NEW YORK (AP) -- After a decade of war with al Qaeda the potential for another devastating terrorist assault "remains very real," Defense Secretary Leon Panetta said Tuesday following a somber visit to ground zero of the Sept. 11 attacks on the World Trade Center.
The Pentagon chief walked through the National September 11 Memorial park and museum with Mayor Michael Bloomberg, and afterward told reporters that Americans must remain vigilant against the threat of another successful al Qaeda attack.
"The potential for that kind of attack remains very real," he said from the 10th floor of 7 World Trade Center, the first completed office tower at the site where hijacked commercial airliners were flown into the Twin Towers, killing more than 2,700 people.
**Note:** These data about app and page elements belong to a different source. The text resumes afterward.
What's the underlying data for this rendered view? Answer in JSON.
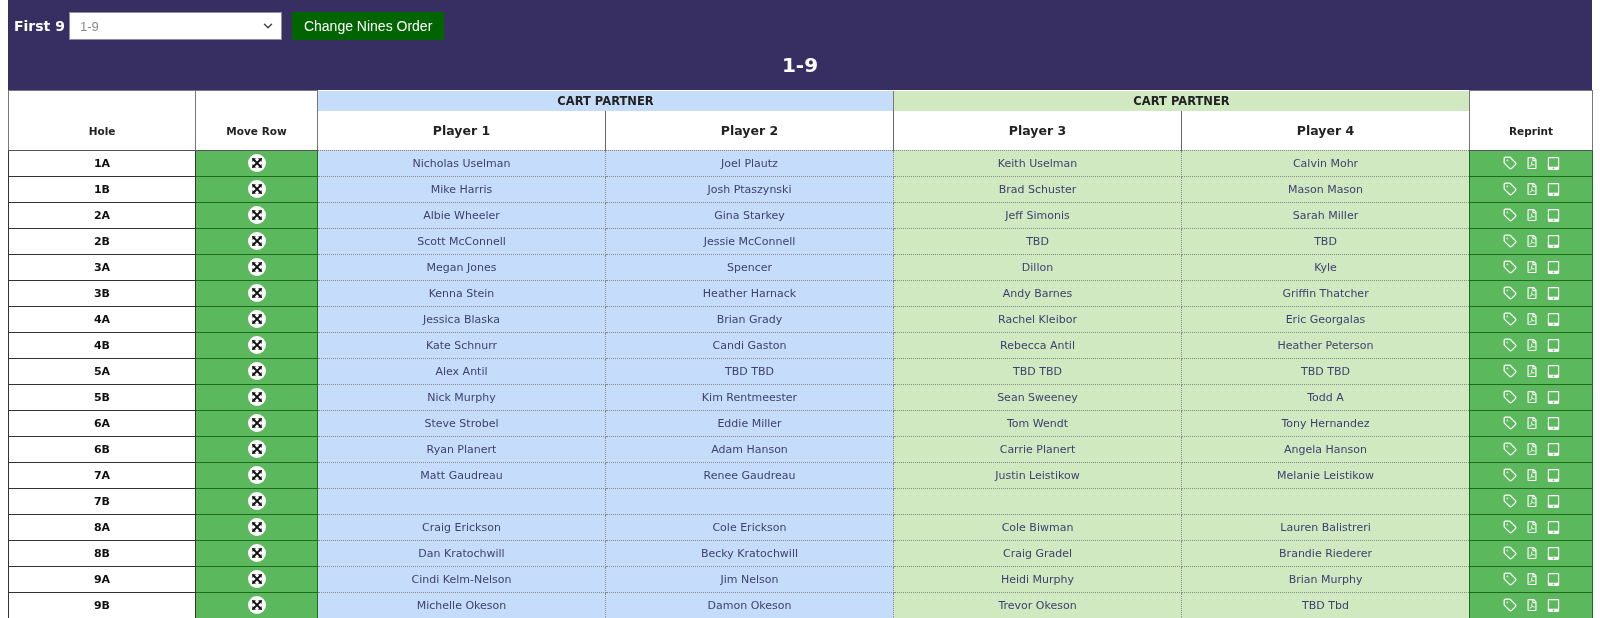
{
  "toolbar": {
    "label": "First 9",
    "select": {
      "value": "1-9"
    },
    "button": "Change Nines Order"
  },
  "title": "1-9",
  "table": {
    "columns": [
      {
        "kind": "hole",
        "label": "Hole"
      },
      {
        "kind": "move",
        "label": "Move Row"
      },
      {
        "kind": "group",
        "label": "CART PARTNER",
        "color": "#c5ddfa",
        "columns": [
          "Player 1",
          "Player 2"
        ]
      },
      {
        "kind": "group",
        "label": "CART PARTNER",
        "color": "#d1e9c0",
        "columns": [
          "Player 3",
          "Player 4"
        ]
      },
      {
        "kind": "reprint",
        "label": "Reprint"
      }
    ],
    "rows": [
      {
        "hole": "1A",
        "players": [
          "Nicholas Uselman",
          "Joel Plautz",
          "Keith Uselman",
          "Calvin Mohr"
        ]
      },
      {
        "hole": "1B",
        "players": [
          "Mike Harris",
          "Josh Ptaszynski",
          "Brad Schuster",
          "Mason Mason"
        ]
      },
      {
        "hole": "2A",
        "players": [
          "Albie Wheeler",
          "Gina Starkey",
          "Jeff Simonis",
          "Sarah Miller"
        ]
      },
      {
        "hole": "2B",
        "players": [
          "Scott McConnell",
          "Jessie McConnell",
          "TBD",
          "TBD"
        ]
      },
      {
        "hole": "3A",
        "players": [
          "Megan Jones",
          "Spencer",
          "Dillon",
          "Kyle"
        ]
      },
      {
        "hole": "3B",
        "players": [
          "Kenna Stein",
          "Heather Harnack",
          "Andy Barnes",
          "Griffin Thatcher"
        ]
      },
      {
        "hole": "4A",
        "players": [
          "Jessica Blaska",
          "Brian Grady",
          "Rachel Kleibor",
          "Eric Georgalas"
        ]
      },
      {
        "hole": "4B",
        "players": [
          "Kate Schnurr",
          "Candi Gaston",
          "Rebecca Antil",
          "Heather Peterson"
        ]
      },
      {
        "hole": "5A",
        "players": [
          "Alex Antil",
          "TBD TBD",
          "TBD TBD",
          "TBD TBD"
        ]
      },
      {
        "hole": "5B",
        "players": [
          "Nick Murphy",
          "Kim Rentmeester",
          "Sean Sweeney",
          "Todd A"
        ]
      },
      {
        "hole": "6A",
        "players": [
          "Steve Strobel",
          "Eddie Miller",
          "Tom Wendt",
          "Tony Hernandez"
        ]
      },
      {
        "hole": "6B",
        "players": [
          "Ryan Planert",
          "Adam Hanson",
          "Carrie Planert",
          "Angela Hanson"
        ]
      },
      {
        "hole": "7A",
        "players": [
          "Matt Gaudreau",
          "Renee Gaudreau",
          "Justin Leistikow",
          "Melanie Leistikow"
        ]
      },
      {
        "hole": "7B"
      },
      {
        "hole": "8A",
        "players": [
          "Craig Erickson",
          "Cole Erickson",
          "Cole Biwman",
          "Lauren Balistreri"
        ]
      },
      {
        "hole": "8B",
        "players": [
          "Dan Kratochwill",
          "Becky Kratochwill",
          "Craig Gradel",
          "Brandie Riederer"
        ]
      },
      {
        "hole": "9A",
        "players": [
          "Cindi Kelm-Nelson",
          "Jim Nelson",
          "Heidi Murphy",
          "Brian Murphy"
        ]
      },
      {
        "hole": "9B",
        "players": [
          "Michelle Okeson",
          "Damon Okeson",
          "Trevor Okeson",
          "TBD Tbd"
        ]
      }
    ]
  }
}
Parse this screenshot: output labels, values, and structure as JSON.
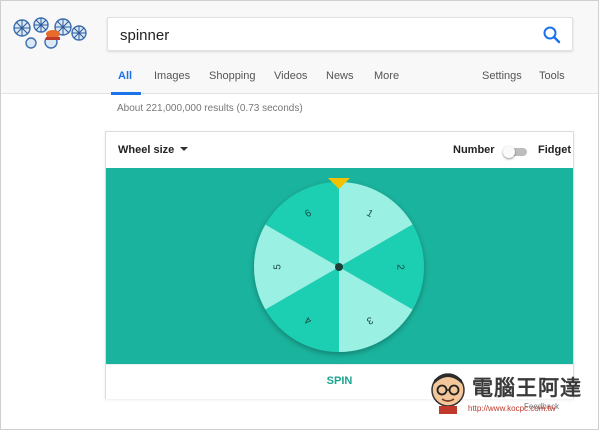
{
  "search": {
    "query": "spinner",
    "icon": "search-icon"
  },
  "doodle": {
    "icon": "google-doodle-snowflakes"
  },
  "tabs": [
    {
      "label": "All",
      "active": true
    },
    {
      "label": "Images"
    },
    {
      "label": "Shopping"
    },
    {
      "label": "Videos"
    },
    {
      "label": "News"
    },
    {
      "label": "More"
    }
  ],
  "tools": {
    "settings": "Settings",
    "tools": "Tools"
  },
  "result_stats": "About 221,000,000 results (0.73 seconds)",
  "spinner": {
    "wheel_size_label": "Wheel size",
    "mode_left": "Number",
    "mode_right": "Fidget",
    "mode_fidget_on": false,
    "wheel_numbers": [
      "1",
      "2",
      "3",
      "4",
      "5",
      "6"
    ],
    "pointer_color": "#f2c200",
    "stage_color": "#1ab39d",
    "segment_colors": [
      "#9af0e2",
      "#1fcfb2"
    ],
    "spin_label": "SPIN"
  },
  "feedback": "Feedback",
  "watermark": {
    "title": "電腦王阿達",
    "url": "http://www.kocpc.com.tw"
  },
  "colors": {
    "accent": "#1a73e8",
    "spin_text": "#1aa58f"
  }
}
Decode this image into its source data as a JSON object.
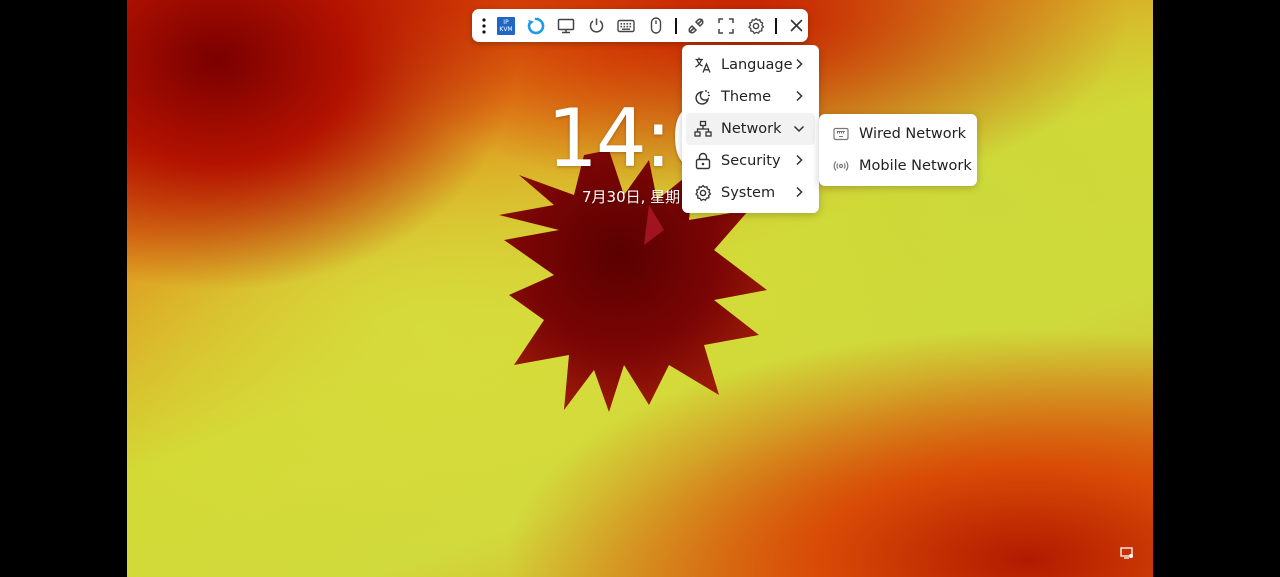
{
  "lockscreen": {
    "time": "14:0",
    "date": "7月30日, 星期"
  },
  "toolbar": {
    "kvm_badge_line1": "IP",
    "kvm_badge_line2": "KVM",
    "items": [
      {
        "name": "menu-dots-icon"
      },
      {
        "name": "ip-kvm-icon"
      },
      {
        "name": "sync-icon"
      },
      {
        "name": "monitor-icon"
      },
      {
        "name": "power-icon"
      },
      {
        "name": "keyboard-icon"
      },
      {
        "name": "mouse-icon"
      },
      {
        "name": "disconnect-icon"
      },
      {
        "name": "fullscreen-icon"
      },
      {
        "name": "settings-icon"
      },
      {
        "name": "close-icon"
      }
    ]
  },
  "settings_menu": {
    "items": [
      {
        "label": "Language",
        "icon": "translate-icon"
      },
      {
        "label": "Theme",
        "icon": "theme-icon"
      },
      {
        "label": "Network",
        "icon": "network-icon",
        "expanded": true
      },
      {
        "label": "Security",
        "icon": "lock-icon"
      },
      {
        "label": "System",
        "icon": "gear-icon"
      }
    ]
  },
  "network_submenu": {
    "items": [
      {
        "label": "Wired Network",
        "icon": "ethernet-icon"
      },
      {
        "label": "Mobile Network",
        "icon": "antenna-icon"
      }
    ]
  },
  "colors": {
    "kvm_badge": "#1f66c9",
    "sync_icon": "#1e9be6"
  }
}
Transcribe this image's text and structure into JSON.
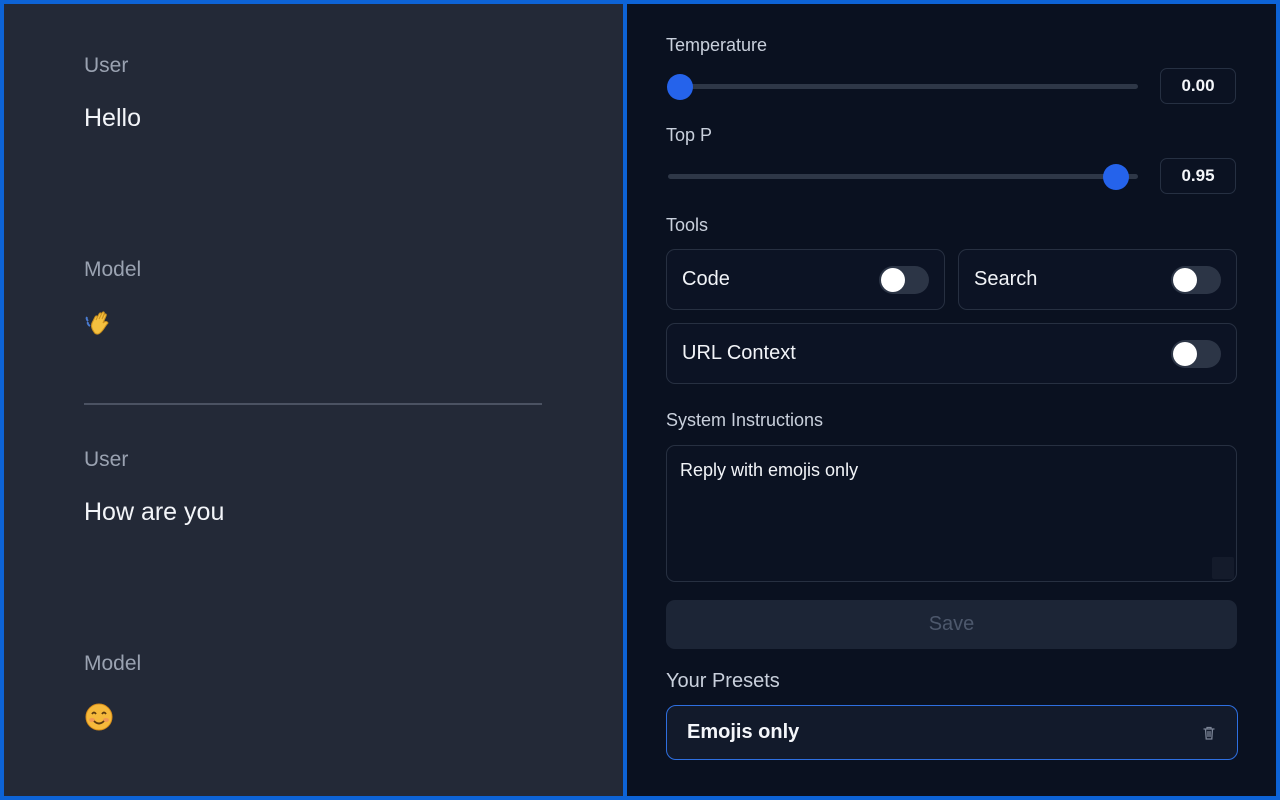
{
  "chat": {
    "turns": [
      {
        "role": "User",
        "text": "Hello"
      },
      {
        "role": "Model",
        "emoji": "waving-hand-icon"
      },
      {
        "role": "User",
        "text": "How are you"
      },
      {
        "role": "Model",
        "emoji": "smiling-face-icon"
      }
    ]
  },
  "settings": {
    "temperature": {
      "label": "Temperature",
      "value": "0.00",
      "fraction": 0.0
    },
    "top_p": {
      "label": "Top P",
      "value": "0.95",
      "fraction": 0.95
    },
    "tools": {
      "label": "Tools",
      "items": [
        {
          "label": "Code",
          "enabled": false
        },
        {
          "label": "Search",
          "enabled": false
        },
        {
          "label": "URL Context",
          "enabled": false
        }
      ]
    },
    "system": {
      "label": "System Instructions",
      "value": "Reply with emojis only"
    },
    "save_label": "Save",
    "presets": {
      "label": "Your Presets",
      "items": [
        {
          "name": "Emojis only"
        }
      ]
    }
  },
  "colors": {
    "accent": "#2563eb",
    "chat_bg": "#232937",
    "panel_bg": "#0a1120",
    "frame": "#0d63d6"
  }
}
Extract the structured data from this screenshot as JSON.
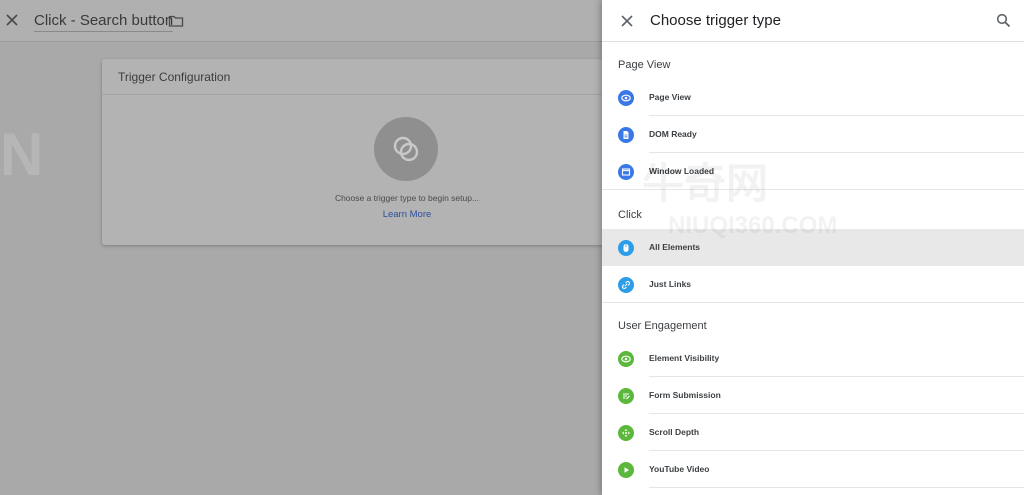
{
  "editor": {
    "title": "Click - Search button",
    "card": {
      "header": "Trigger Configuration",
      "hint": "Choose a trigger type to begin setup...",
      "learn_more": "Learn More"
    }
  },
  "watermark": {
    "brand": "牛奇网",
    "site": "NIUQI360.COM"
  },
  "panel": {
    "title": "Choose trigger type",
    "sections": [
      {
        "title": "Page View",
        "items": [
          {
            "label": "Page View",
            "icon": "eye-icon",
            "color": "#3b78e7"
          },
          {
            "label": "DOM Ready",
            "icon": "document-icon",
            "color": "#3b78e7"
          },
          {
            "label": "Window Loaded",
            "icon": "window-icon",
            "color": "#3b78e7"
          }
        ]
      },
      {
        "title": "Click",
        "items": [
          {
            "label": "All Elements",
            "icon": "mouse-icon",
            "color": "#2e9de8",
            "selected": true
          },
          {
            "label": "Just Links",
            "icon": "link-icon",
            "color": "#2e9de8"
          }
        ]
      },
      {
        "title": "User Engagement",
        "items": [
          {
            "label": "Element Visibility",
            "icon": "eye-icon",
            "color": "#5cb83c"
          },
          {
            "label": "Form Submission",
            "icon": "form-icon",
            "color": "#5cb83c"
          },
          {
            "label": "Scroll Depth",
            "icon": "scroll-icon",
            "color": "#5cb83c"
          },
          {
            "label": "YouTube Video",
            "icon": "play-icon",
            "color": "#5cb83c"
          }
        ]
      }
    ]
  }
}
Noting that many of al Qaeda's top leaders, including Osama bin Laden, have been captured or killed in recent months, Panetta said the nature of the terrorist threat has evolved to the point where al Qaeda "nodes" outside of Afghanistan and Pakistan are now the most dangerous.
"Yemen has risen to the top of the list," he said.
Panetta's New York visit gave him an early glimpse at the memorial, with its majestic 30-foot manmade walls of water that hug the sides of one-acre reflecting pools that encompass the ground where the Twin Towers stood. The water is meant to signify falling tears.
Panetta also took a peek inside the entrance to the museum, which is still under construction. And he was shown the "Survivor Tree," a non-fruit bearing pear tree that was rescued from the World Trade Center grounds after the terrorist attacks. It stands amid the white oaks, near the reflecting pool at the former South Tower.
Dozens of workers scrambled Tuesday morning to put the finishing touches on the memorial, planting ivy as ground cover around the 225 white oak trees that surround the reflecting pools.
The Sept. 11 attacks killed nearly 3,000 people, including 184 at the Pentagon. The names of every person who died in the attacks, including those at the Pentagon and in Shanksville, are inscribed in bronze panels that edge the reflecting pools at the Twin Towers site.